On Wednesday the federal 5th Circuit Court of Appeals upheld a Texas judge’s ruling that the Affordable Care Act’s individual mandate is unconstitutional, sending the landmark health care law back to Texas Judge Reed O’Connor and asking him to determine which parts of the law should be struck down.
Wyoming Republican Sen. John Barrasso applauded the decision.
“The 5th Circuit finally ruled what we all knew: The individual mandate is unconstitutional,” he said in a statement.
What the ruling means for patients and those on health insurance plans covered by the legislation is unclear. O’Connor originally struck down the entire law in his decision a year ago, but the panel of judges asked him to “conduct a more searching inquiry.”
The law remains in place while O’Connor reconsiders which parts can stand. Republican leadership in the U.S. House of Representatives issued a statement that echoed the gist of Barrasso’s words.
“It becomes even more clear that Democrats wrote a law that violates the Constitution,” the statement says.
The individual mandate has stood the test of legal scrutiny before. In 2012 the Affordable Care Act came before the U.S. Supreme Court, which upheld the law and the mandate specifically. The court said the monetary penalty imposed on people who don’t sign up for health insurance was within Congress’ ability to tax the American people.
O’Connor ruled the mandate to be unconstitutional — and the rest of the law with it — because congressional Republicans zeroed out the penalty in the 2017 tax overhaul. Since the individual mandate was no longer a tax, he said, it was unconstitutional, and he ruled that the rest of the law couldn’t stand because the mandate is an inextricable piece of it.
The 5th Circuit asked O’Connor to consider several outcomes, including a Justice Department proposal that the ruling apply only in states that challenged the law in court.
Wyoming, which did not expand Medicaid under the 2010 legislation, is not a party to the suit.
The court also told O’Connor to weigh legislators’ intent when they nixed the individual mandate’s penalty, essentially asking him to interpret whether they meant for the rest of the law to fall as well. Republican lawmakers championed the tax bill, and at least some of them have alluded the law could stand without the mandate.
“I am not aware of a single senator who said they were voting to repeal Obamacare when they voted to eliminate the individual mandate penalty” as part of the 2017 tax overhaul, Sen. Lamar Alexander said in a statement.
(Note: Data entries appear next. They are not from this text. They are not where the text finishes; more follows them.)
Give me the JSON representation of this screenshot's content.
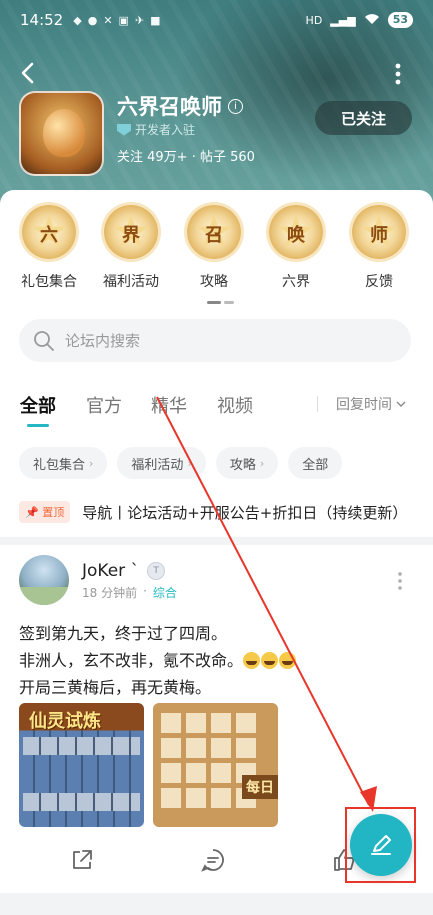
{
  "status_bar": {
    "time": "14:52",
    "battery": "53",
    "icons": [
      "notification-icon",
      "app-icon",
      "fan-icon",
      "image-icon",
      "plane-icon",
      "app-icon-2",
      "hd-icon",
      "signal-icon",
      "wifi-icon"
    ]
  },
  "header": {
    "forum_name": "六界召唤师",
    "info_symbol": "i",
    "developer_badge": "开发者入驻",
    "stats": "关注 49万+ · 帖子 560",
    "follow_label": "已关注"
  },
  "shortcuts": [
    {
      "glyph": "六",
      "label": "礼包集合"
    },
    {
      "glyph": "界",
      "label": "福利活动"
    },
    {
      "glyph": "召",
      "label": "攻略"
    },
    {
      "glyph": "唤",
      "label": "六界"
    },
    {
      "glyph": "师",
      "label": "反馈"
    }
  ],
  "search": {
    "placeholder": "论坛内搜索"
  },
  "tabs": [
    {
      "label": "全部",
      "active": true
    },
    {
      "label": "官方",
      "active": false
    },
    {
      "label": "精华",
      "active": false
    },
    {
      "label": "视频",
      "active": false
    }
  ],
  "sort": {
    "label": "回复时间"
  },
  "filters": [
    "礼包集合",
    "福利活动",
    "攻略",
    "全部"
  ],
  "pinned": {
    "badge": "置顶",
    "text": "导航丨论坛活动+开服公告+折扣日（持续更新）"
  },
  "post": {
    "author": "JoKer `",
    "level": "T",
    "time": "18 分钟前",
    "category": "综合",
    "lines": [
      "签到第九天，终于过了四周。",
      "非洲人，玄不改非，氪不改命。",
      "开局三黄梅后，再无黄梅。"
    ],
    "image1_title": "仙灵试炼",
    "image2_tag": "每日"
  },
  "colors": {
    "accent": "#22b5c3",
    "header_bg": "#4f8c8b",
    "highlight": "#e8362a",
    "pin": "#f06a3e"
  }
}
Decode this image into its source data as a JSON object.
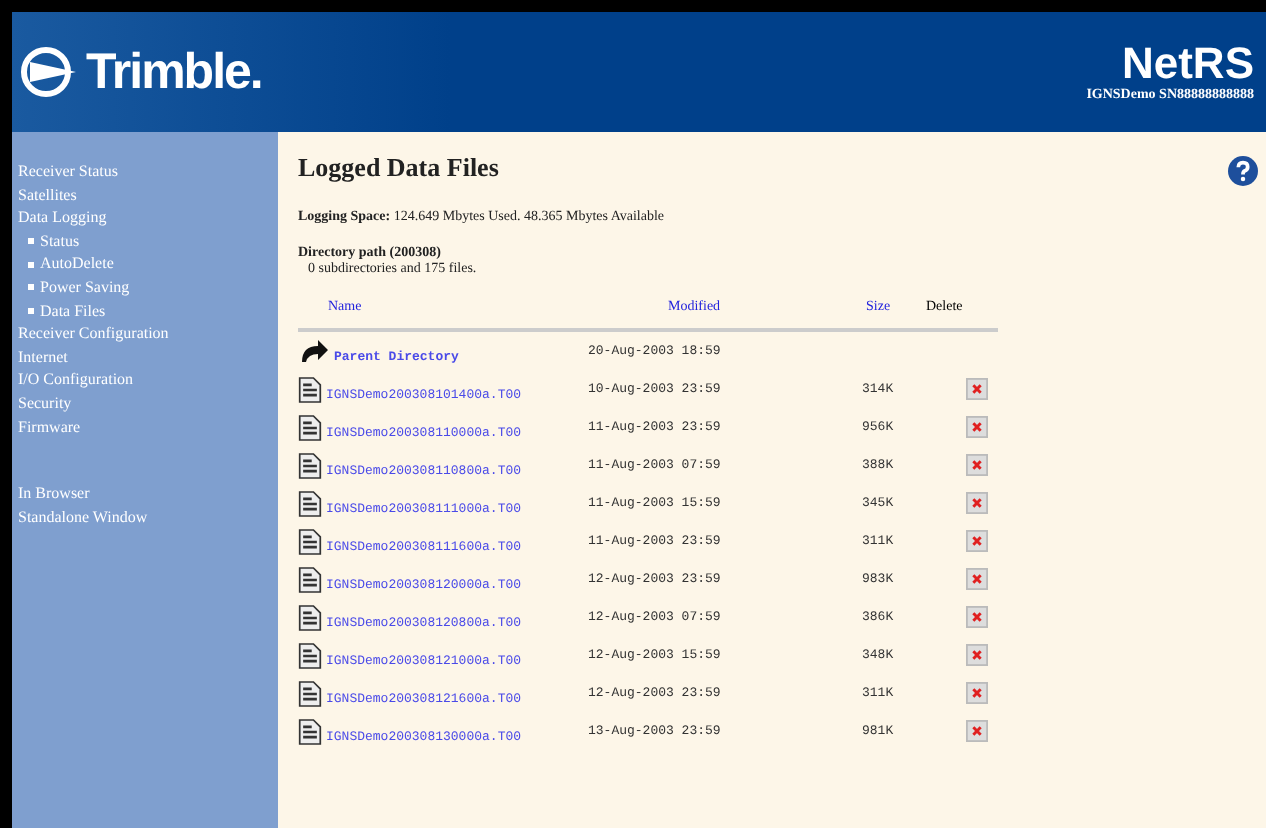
{
  "header": {
    "logo": "Trimble.",
    "product": "NetRS",
    "device": "IGNSDemo SN88888888888"
  },
  "sidebar": {
    "items": [
      {
        "label": "Receiver Status"
      },
      {
        "label": "Satellites"
      },
      {
        "label": "Data Logging",
        "children": [
          {
            "label": "Status"
          },
          {
            "label": "AutoDelete"
          },
          {
            "label": "Power Saving"
          },
          {
            "label": "Data Files"
          }
        ]
      },
      {
        "label": "Receiver Configuration"
      },
      {
        "label": "Internet"
      },
      {
        "label": "I/O Configuration"
      },
      {
        "label": "Security"
      },
      {
        "label": "Firmware"
      }
    ],
    "footer_items": [
      {
        "label": "In Browser"
      },
      {
        "label": "Standalone Window"
      }
    ]
  },
  "page": {
    "title": "Logged Data Files",
    "logging_space": "**Logging Space:** 124.649 Mbytes Used. 48.365 Mbytes Available",
    "directory_path": "Directory path (200308)",
    "summary": "0 subdirectories and 175 files."
  },
  "table": {
    "columns": [
      "Name",
      "Modified",
      "Size",
      "Delete"
    ],
    "rows": [
      {
        "kind": "parent",
        "name": "Parent Directory",
        "modified": "20-Aug-2003 18:59"
      },
      {
        "kind": "file",
        "name": "IGNSDemo200308101400a.T00",
        "modified": "10-Aug-2003 23:59",
        "size": "314K"
      },
      {
        "kind": "file",
        "name": "IGNSDemo200308110000a.T00",
        "modified": "11-Aug-2003 23:59",
        "size": "956K"
      },
      {
        "kind": "file",
        "name": "IGNSDemo200308110800a.T00",
        "modified": "11-Aug-2003 07:59",
        "size": "388K"
      },
      {
        "kind": "file",
        "name": "IGNSDemo200308111000a.T00",
        "modified": "11-Aug-2003 15:59",
        "size": "345K"
      },
      {
        "kind": "file",
        "name": "IGNSDemo200308111600a.T00",
        "modified": "11-Aug-2003 23:59",
        "size": "311K"
      },
      {
        "kind": "file",
        "name": "IGNSDemo200308120000a.T00",
        "modified": "12-Aug-2003 23:59",
        "size": "983K"
      },
      {
        "kind": "file",
        "name": "IGNSDemo200308120800a.T00",
        "modified": "12-Aug-2003 07:59",
        "size": "386K"
      },
      {
        "kind": "file",
        "name": "IGNSDemo200308121000a.T00",
        "modified": "12-Aug-2003 15:59",
        "size": "348K"
      },
      {
        "kind": "file",
        "name": "IGNSDemo200308121600a.T00",
        "modified": "12-Aug-2003 23:59",
        "size": "311K"
      },
      {
        "kind": "file",
        "name": "IGNSDemo200308130000a.T00",
        "modified": "13-Aug-2003 23:59",
        "size": "981K"
      }
    ]
  }
}
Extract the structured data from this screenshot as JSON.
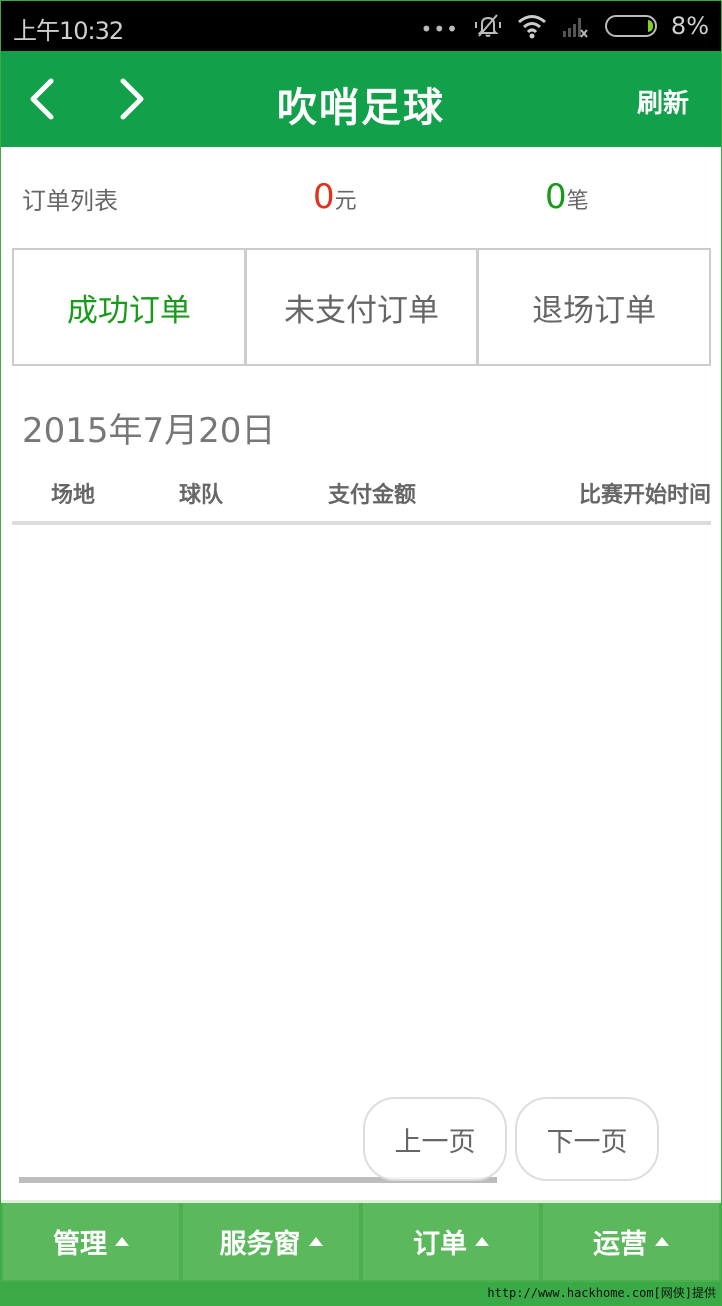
{
  "status_bar": {
    "time": "上午10:32",
    "dots": "•••",
    "icons": [
      "silent-bell-icon",
      "wifi-icon",
      "signal-no-service-icon",
      "battery-icon"
    ],
    "battery_percent": "8%"
  },
  "app_bar": {
    "title": "吹哨足球",
    "back_icon": "chevron-left-icon",
    "forward_icon": "chevron-right-icon",
    "refresh_label": "刷新"
  },
  "summary": {
    "label": "订单列表",
    "amount_value": "0",
    "amount_unit": "元",
    "count_value": "0",
    "count_unit": "笔",
    "amount_color": "#e0321c",
    "count_color": "#1a9a1a"
  },
  "tabs": [
    {
      "label": "成功订单",
      "active": true
    },
    {
      "label": "未支付订单",
      "active": false
    },
    {
      "label": "退场订单",
      "active": false
    }
  ],
  "date": "2015年7月20日",
  "table": {
    "columns": [
      "场地",
      "球队",
      "支付金额",
      "比赛开始时间"
    ],
    "rows": []
  },
  "pagination": {
    "prev_label": "上一页",
    "next_label": "下一页"
  },
  "bottom_nav": [
    {
      "label": "管理"
    },
    {
      "label": "服务窗"
    },
    {
      "label": "订单"
    },
    {
      "label": "运营"
    }
  ],
  "watermark": "http://www.hackhome.com[网侠]提供",
  "colors": {
    "primary": "#13a04a",
    "bottom_nav": "#5cb85c",
    "active_tab": "#1a9a1a"
  }
}
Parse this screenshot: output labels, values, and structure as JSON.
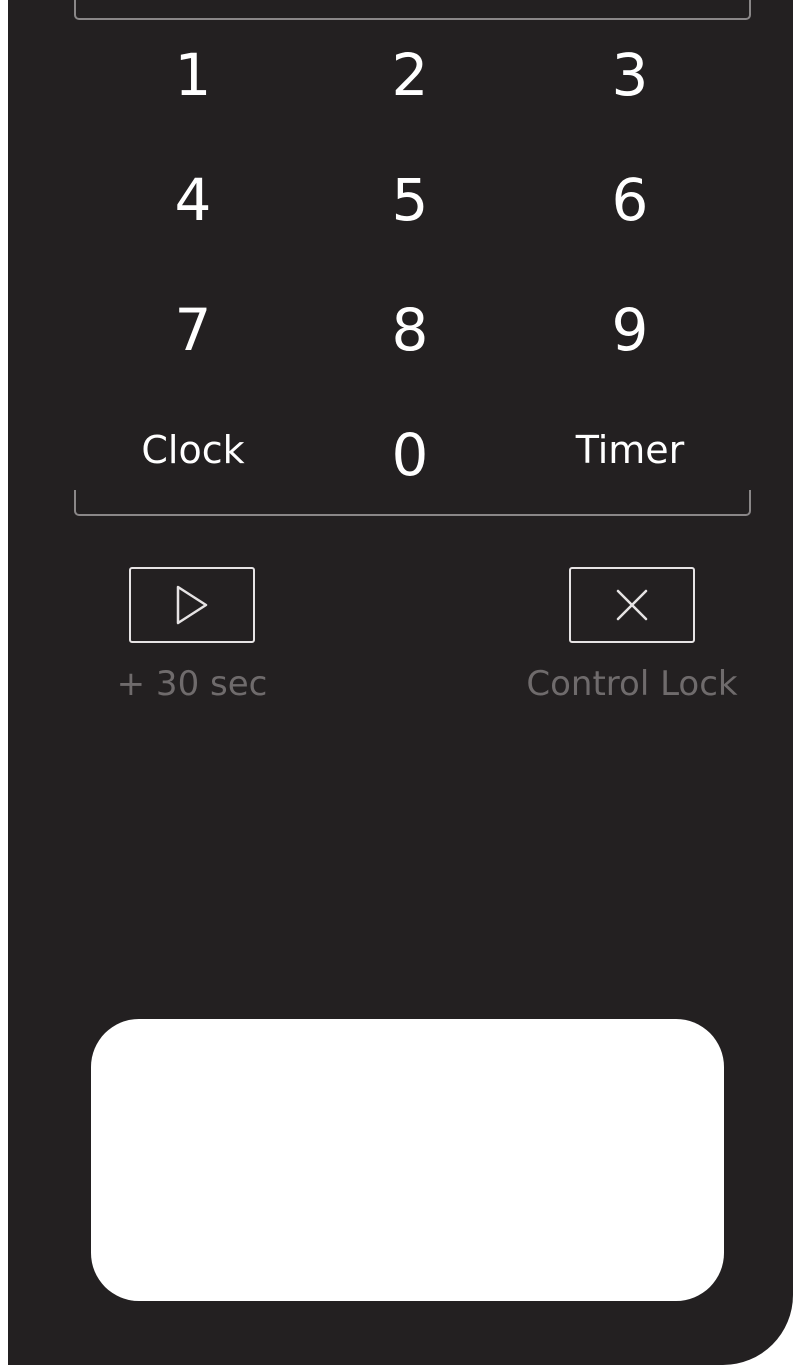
{
  "keypad": {
    "keys": [
      {
        "label": "1"
      },
      {
        "label": "2"
      },
      {
        "label": "3"
      },
      {
        "label": "4"
      },
      {
        "label": "5"
      },
      {
        "label": "6"
      },
      {
        "label": "7"
      },
      {
        "label": "8"
      },
      {
        "label": "9"
      },
      {
        "label": "Clock"
      },
      {
        "label": "0"
      },
      {
        "label": "Timer"
      }
    ]
  },
  "controls": {
    "start": {
      "icon": "play-icon",
      "caption": "+ 30 sec"
    },
    "stop": {
      "icon": "close-icon",
      "caption": "Control Lock"
    }
  },
  "display": {
    "text": ""
  },
  "colors": {
    "panel": "#232021",
    "key_text": "#ffffff",
    "caption_text": "#6f6b6c",
    "button_outline": "#e6e3e4",
    "display": "#ffffff"
  }
}
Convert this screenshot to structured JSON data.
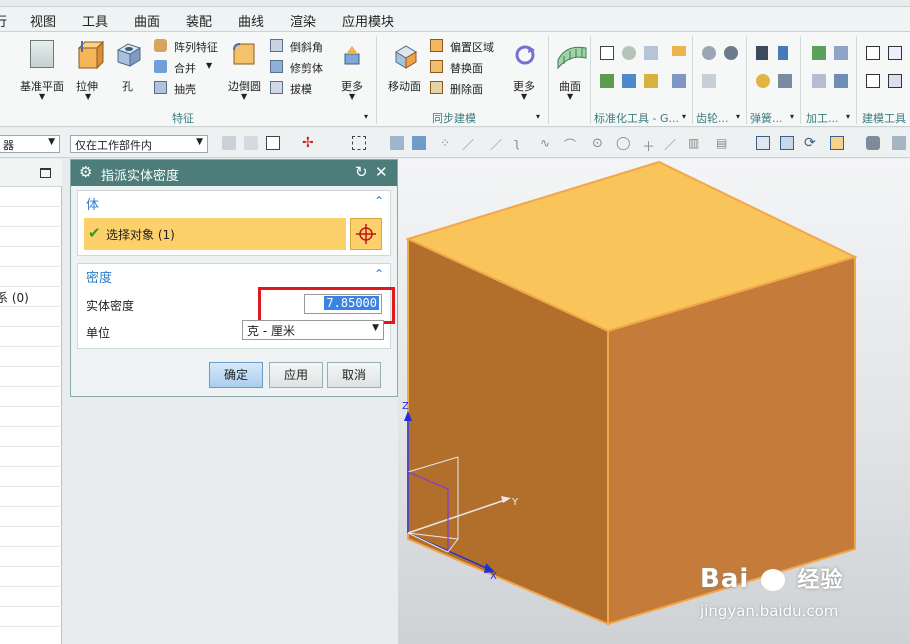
{
  "menubar": {
    "items": [
      "行",
      "视图",
      "工具",
      "曲面",
      "装配",
      "曲线",
      "渲染",
      "应用模块"
    ]
  },
  "ribbon": {
    "big_buttons": [
      {
        "label": "基准平面",
        "icon": "datum-plane-icon"
      },
      {
        "label": "拉伸",
        "icon": "extrude-icon"
      },
      {
        "label": "孔",
        "icon": "hole-icon"
      },
      {
        "label": "边倒圆",
        "icon": "edge-blend-icon"
      },
      {
        "label": "更多",
        "icon": "more-icon"
      },
      {
        "label": "移动面",
        "icon": "move-face-icon"
      },
      {
        "label": "更多",
        "icon": "more-icon"
      },
      {
        "label": "曲面",
        "icon": "surface-icon"
      }
    ],
    "small_buttons": [
      {
        "label": "阵列特征",
        "icon": "pattern-feature-icon"
      },
      {
        "label": "合并",
        "icon": "unite-icon"
      },
      {
        "label": "抽壳",
        "icon": "shell-icon"
      },
      {
        "label": "倒斜角",
        "icon": "chamfer-icon"
      },
      {
        "label": "修剪体",
        "icon": "trim-body-icon"
      },
      {
        "label": "拔模",
        "icon": "draft-icon"
      },
      {
        "label": "偏置区域",
        "icon": "offset-region-icon"
      },
      {
        "label": "替换面",
        "icon": "replace-face-icon"
      },
      {
        "label": "删除面",
        "icon": "delete-face-icon"
      }
    ],
    "groups": [
      "特征",
      "同步建模",
      "标准化工具 - G...",
      "齿轮...",
      "弹簧...",
      "加工...",
      "建模工具"
    ]
  },
  "toolbar2": {
    "filter_combo": "器",
    "scope_combo": "仅在工作部件内"
  },
  "leftpanel": {
    "row_text": "系 (0)"
  },
  "dialog": {
    "title": "指派实体密度",
    "body_section": {
      "title": "体",
      "select_label": "选择对象 (1)"
    },
    "density_section": {
      "title": "密度",
      "density_label": "实体密度",
      "density_value": "7.85000",
      "unit_label": "单位",
      "unit_value": "克 - 厘米"
    },
    "buttons": {
      "ok": "确定",
      "apply": "应用",
      "cancel": "取消"
    }
  },
  "viewport": {
    "axes": {
      "x": "X",
      "y": "Y",
      "z": "Z"
    },
    "cube_colors": {
      "top": "#f9c45a",
      "left": "#b26f2c",
      "right": "#c57c3a",
      "edge": "#f3a64b"
    },
    "highlight_color": "#e0191e"
  },
  "watermark": {
    "brand": "Bai",
    "brand2": "经验",
    "url": "jingyan.baidu.com"
  }
}
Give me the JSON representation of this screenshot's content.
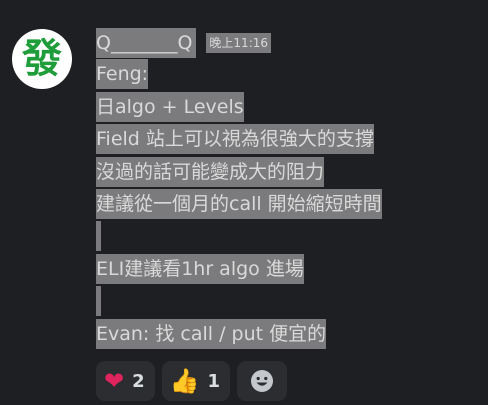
{
  "author": {
    "avatar_glyph": "發",
    "username": "Q_______Q",
    "timestamp": "晚上11:16"
  },
  "message_lines": [
    "Feng:",
    "日algo + Levels",
    "Field 站上可以視為很強大的支撐",
    "沒過的話可能變成大的阻力",
    "建議從一個月的call 開始縮短時間",
    "",
    "ELI建議看1hr algo 進場",
    "",
    "Evan: 找 call / put 便宜的"
  ],
  "reactions": [
    {
      "icon": "heart-icon",
      "emoji": "❤",
      "count": "2"
    },
    {
      "icon": "thumbs-up-icon",
      "emoji": "👍",
      "count": "1"
    }
  ],
  "add_reaction_icon": "smiley-icon",
  "colors": {
    "background": "#1e1f22",
    "highlight": "#7b7b7d",
    "reaction_bg": "#2b2d31",
    "avatar_green": "#1f9d3a"
  }
}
The Republican from Tennessee is the chairman of the Senate Committee on Health, Education, Labor, and Pensions.
In his statement on the ruling, Barrasso plugged the Republican approach to health care reform without taking a stand on whether the entire Affordable Care Act should stand.
“Most Democrats are pushing a one-size-fits-all government-run health care system fueled by higher taxes,” he said. “Republicans are focused on protecting people with pre-existing conditions and lowering the cost of care. We continue working to reduce the cost of prescriptions and expand affordable health care choices.”